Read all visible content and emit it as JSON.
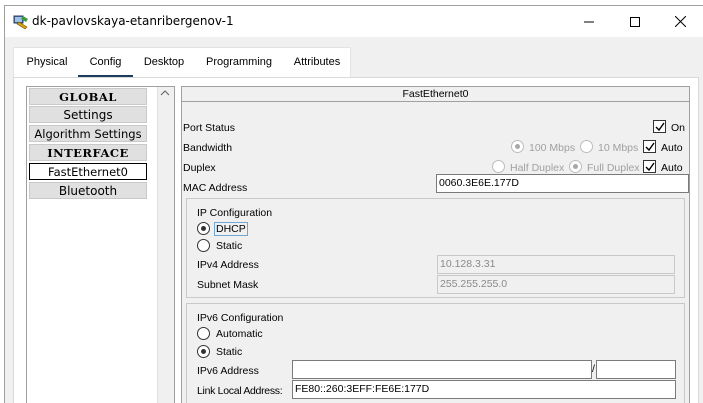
{
  "window": {
    "title": "dk-pavlovskaya-etanribergenov-1"
  },
  "tabs": [
    {
      "label": "Physical"
    },
    {
      "label": "Config"
    },
    {
      "label": "Desktop"
    },
    {
      "label": "Programming"
    },
    {
      "label": "Attributes"
    }
  ],
  "active_tab": "Config",
  "sidebar": {
    "items": [
      {
        "label": "GLOBAL"
      },
      {
        "label": "Settings"
      },
      {
        "label": "Algorithm Settings"
      },
      {
        "label": "INTERFACE"
      },
      {
        "label": "FastEthernet0"
      },
      {
        "label": "Bluetooth"
      }
    ],
    "selected": "FastEthernet0"
  },
  "panel": {
    "title": "FastEthernet0",
    "port_status": {
      "label": "Port Status",
      "on_label": "On",
      "checked": true
    },
    "bandwidth": {
      "label": "Bandwidth",
      "opt1": "100 Mbps",
      "opt2": "10 Mbps",
      "auto_label": "Auto",
      "auto_checked": true
    },
    "duplex": {
      "label": "Duplex",
      "opt1": "Half Duplex",
      "opt2": "Full Duplex",
      "auto_label": "Auto",
      "auto_checked": true
    },
    "mac": {
      "label": "MAC Address",
      "value": "0060.3E6E.177D"
    },
    "ip_config": {
      "title": "IP Configuration",
      "dhcp_label": "DHCP",
      "static_label": "Static",
      "selected": "DHCP",
      "ipv4_label": "IPv4 Address",
      "ipv4_value": "10.128.3.31",
      "mask_label": "Subnet Mask",
      "mask_value": "255.255.255.0"
    },
    "ipv6_config": {
      "title": "IPv6 Configuration",
      "automatic_label": "Automatic",
      "static_label": "Static",
      "selected": "Static",
      "ipv6_label": "IPv6 Address",
      "ipv6_value": "",
      "prefix_sep": "/",
      "prefix_value": "",
      "link_local_label": "Link Local Address:",
      "link_local_value": "FE80::260:3EFF:FE6E:177D"
    }
  }
}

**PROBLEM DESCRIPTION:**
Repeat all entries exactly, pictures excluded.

**RESULT BELOW:**
Read all visible content and emit it as JSON.
{
  "window": {
    "title": "dk-pavlovskaya-etanribergenov-1"
  },
  "tabs": [
    {
      "label": "Physical"
    },
    {
      "label": "Config"
    },
    {
      "label": "Desktop"
    },
    {
      "label": "Programming"
    },
    {
      "label": "Attributes"
    }
  ],
  "active_tab": "Config",
  "sidebar": {
    "items": [
      {
        "label": "GLOBAL"
      },
      {
        "label": "Settings"
      },
      {
        "label": "Algorithm Settings"
      },
      {
        "label": "INTERFACE"
      },
      {
        "label": "FastEthernet0"
      },
      {
        "label": "Bluetooth"
      }
    ],
    "selected": "FastEthernet0"
  },
  "panel": {
    "title": "FastEthernet0",
    "port_status": {
      "label": "Port Status",
      "on_label": "On",
      "checked": true
    },
    "bandwidth": {
      "label": "Bandwidth",
      "opt1": "100 Mbps",
      "opt2": "10 Mbps",
      "auto_label": "Auto",
      "auto_checked": true
    },
    "duplex": {
      "label": "Duplex",
      "opt1": "Half Duplex",
      "opt2": "Full Duplex",
      "auto_label": "Auto",
      "auto_checked": true
    },
    "mac": {
      "label": "MAC Address",
      "value": "0060.3E6E.177D"
    },
    "ip_config": {
      "title": "IP Configuration",
      "dhcp_label": "DHCP",
      "static_label": "Static",
      "selected": "DHCP",
      "ipv4_label": "IPv4 Address",
      "ipv4_value": "10.128.3.31",
      "mask_label": "Subnet Mask",
      "mask_value": "255.255.255.0"
    },
    "ipv6_config": {
      "title": "IPv6 Configuration",
      "automatic_label": "Automatic",
      "static_label": "Static",
      "selected": "Static",
      "ipv6_label": "IPv6 Address",
      "ipv6_value": "",
      "prefix_sep": "/",
      "prefix_value": "",
      "link_local_label": "Link Local Address:",
      "link_local_value": "FE80::260:3EFF:FE6E:177D"
    }
  }
}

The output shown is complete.